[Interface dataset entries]

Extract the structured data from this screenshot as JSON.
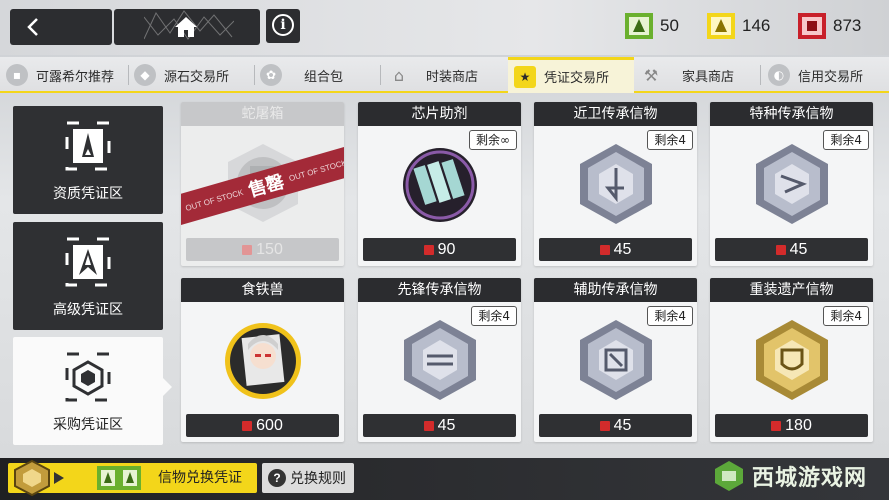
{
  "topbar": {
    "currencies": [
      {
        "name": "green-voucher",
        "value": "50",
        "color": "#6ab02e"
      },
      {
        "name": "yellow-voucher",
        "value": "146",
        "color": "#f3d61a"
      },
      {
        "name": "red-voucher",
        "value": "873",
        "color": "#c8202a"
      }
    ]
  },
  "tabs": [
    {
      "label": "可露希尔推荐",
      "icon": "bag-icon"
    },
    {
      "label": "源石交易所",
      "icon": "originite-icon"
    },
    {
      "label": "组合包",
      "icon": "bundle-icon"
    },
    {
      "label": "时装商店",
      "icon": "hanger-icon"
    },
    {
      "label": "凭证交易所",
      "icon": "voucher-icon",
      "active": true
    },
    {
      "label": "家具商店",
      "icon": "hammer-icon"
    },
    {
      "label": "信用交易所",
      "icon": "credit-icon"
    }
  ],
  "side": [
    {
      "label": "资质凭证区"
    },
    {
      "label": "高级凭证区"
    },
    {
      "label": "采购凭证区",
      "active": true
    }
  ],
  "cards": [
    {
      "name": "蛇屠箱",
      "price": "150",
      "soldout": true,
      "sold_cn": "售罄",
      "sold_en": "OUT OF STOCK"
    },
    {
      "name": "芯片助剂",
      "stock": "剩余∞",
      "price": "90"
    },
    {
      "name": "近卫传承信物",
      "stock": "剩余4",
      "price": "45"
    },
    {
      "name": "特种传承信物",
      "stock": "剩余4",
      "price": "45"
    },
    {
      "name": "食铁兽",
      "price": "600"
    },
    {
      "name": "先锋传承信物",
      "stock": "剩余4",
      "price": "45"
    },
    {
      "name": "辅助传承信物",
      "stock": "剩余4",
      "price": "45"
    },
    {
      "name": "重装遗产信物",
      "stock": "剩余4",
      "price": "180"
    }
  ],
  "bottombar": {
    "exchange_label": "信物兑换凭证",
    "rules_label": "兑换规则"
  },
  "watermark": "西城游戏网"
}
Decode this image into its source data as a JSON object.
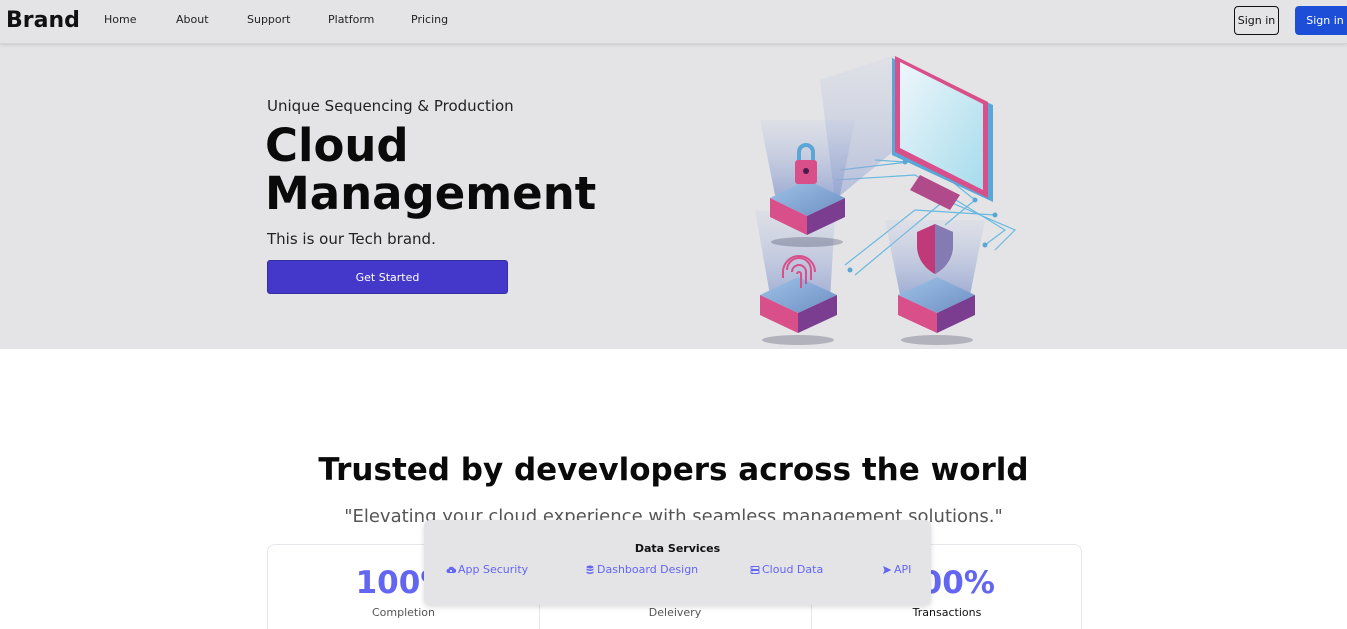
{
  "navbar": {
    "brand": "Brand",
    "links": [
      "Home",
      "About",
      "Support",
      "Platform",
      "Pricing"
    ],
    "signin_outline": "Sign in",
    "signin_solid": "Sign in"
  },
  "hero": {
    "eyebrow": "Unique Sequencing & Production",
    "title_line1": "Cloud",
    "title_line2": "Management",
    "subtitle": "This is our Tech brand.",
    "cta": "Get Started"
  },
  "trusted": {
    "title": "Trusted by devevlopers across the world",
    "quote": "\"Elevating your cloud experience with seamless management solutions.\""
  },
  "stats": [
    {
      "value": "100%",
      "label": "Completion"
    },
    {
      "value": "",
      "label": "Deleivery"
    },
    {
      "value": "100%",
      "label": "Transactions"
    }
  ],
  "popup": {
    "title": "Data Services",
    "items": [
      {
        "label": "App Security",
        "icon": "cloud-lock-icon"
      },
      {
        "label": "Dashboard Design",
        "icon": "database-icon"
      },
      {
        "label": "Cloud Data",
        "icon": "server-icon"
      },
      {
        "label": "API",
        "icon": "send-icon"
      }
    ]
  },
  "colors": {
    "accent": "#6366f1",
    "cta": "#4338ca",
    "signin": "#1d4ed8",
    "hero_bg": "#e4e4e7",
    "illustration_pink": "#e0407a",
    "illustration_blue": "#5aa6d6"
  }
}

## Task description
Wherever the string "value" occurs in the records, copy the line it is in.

## Solution for this problem
        "value": "50",
        "value": "146",
        "value": "873",
      "value": "100%",
      "value": "",
      "value": "100%",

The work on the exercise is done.